** What the task requires **
Gather, from the data below, each line in which the word "单声道音频" occurs.

BEGIN Data shown

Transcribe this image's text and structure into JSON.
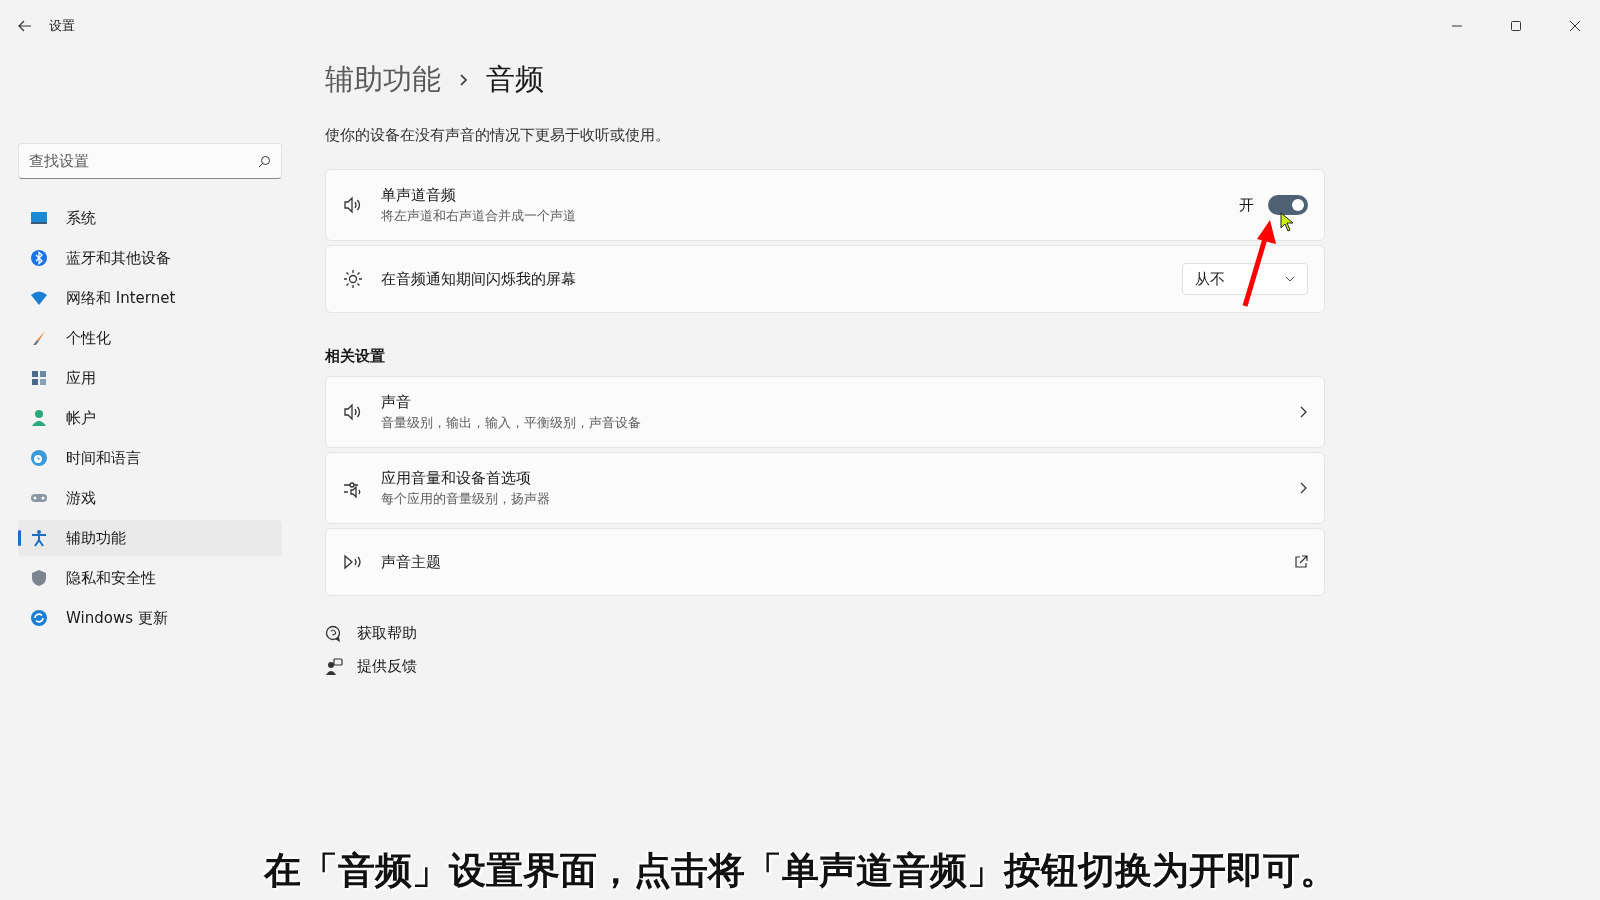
{
  "window": {
    "title": "设置"
  },
  "search": {
    "placeholder": "查找设置"
  },
  "sidebar": {
    "items": [
      {
        "kind": "system",
        "label": "系统",
        "selected": false
      },
      {
        "kind": "bluetooth",
        "label": "蓝牙和其他设备",
        "selected": false
      },
      {
        "kind": "network",
        "label": "网络和 Internet",
        "selected": false
      },
      {
        "kind": "personalize",
        "label": "个性化",
        "selected": false
      },
      {
        "kind": "apps",
        "label": "应用",
        "selected": false
      },
      {
        "kind": "account",
        "label": "帐户",
        "selected": false
      },
      {
        "kind": "time",
        "label": "时间和语言",
        "selected": false
      },
      {
        "kind": "gaming",
        "label": "游戏",
        "selected": false
      },
      {
        "kind": "accessibility",
        "label": "辅助功能",
        "selected": true
      },
      {
        "kind": "privacy",
        "label": "隐私和安全性",
        "selected": false
      },
      {
        "kind": "update",
        "label": "Windows 更新",
        "selected": false
      }
    ]
  },
  "breadcrumb": {
    "parent": "辅助功能",
    "current": "音频"
  },
  "description": "使你的设备在没有声音的情况下更易于收听或使用。",
  "cards": [
    {
      "kind": "toggle",
      "title": "单声道音频",
      "subtitle": "将左声道和右声道合并成一个声道",
      "state_label": "开",
      "on": true
    },
    {
      "kind": "dropdown",
      "title": "在音频通知期间闪烁我的屏幕",
      "value": "从不"
    }
  ],
  "related": {
    "heading": "相关设置",
    "items": [
      {
        "kind": "link",
        "title": "声音",
        "subtitle": "音量级别，输出，输入，平衡级别，声音设备"
      },
      {
        "kind": "link",
        "title": "应用音量和设备首选项",
        "subtitle": "每个应用的音量级别，扬声器"
      },
      {
        "kind": "external",
        "title": "声音主题"
      }
    ]
  },
  "help_links": [
    {
      "label": "获取帮助"
    },
    {
      "label": "提供反馈"
    }
  ],
  "caption": "在「音频」设置界面，点击将「单声道音频」按钮切换为开即可。"
}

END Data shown

** Exercise response **
      "title": "单声道音频",
  "caption": "在「音频」设置界面，点击将「单声道音频」按钮切换为开即可。"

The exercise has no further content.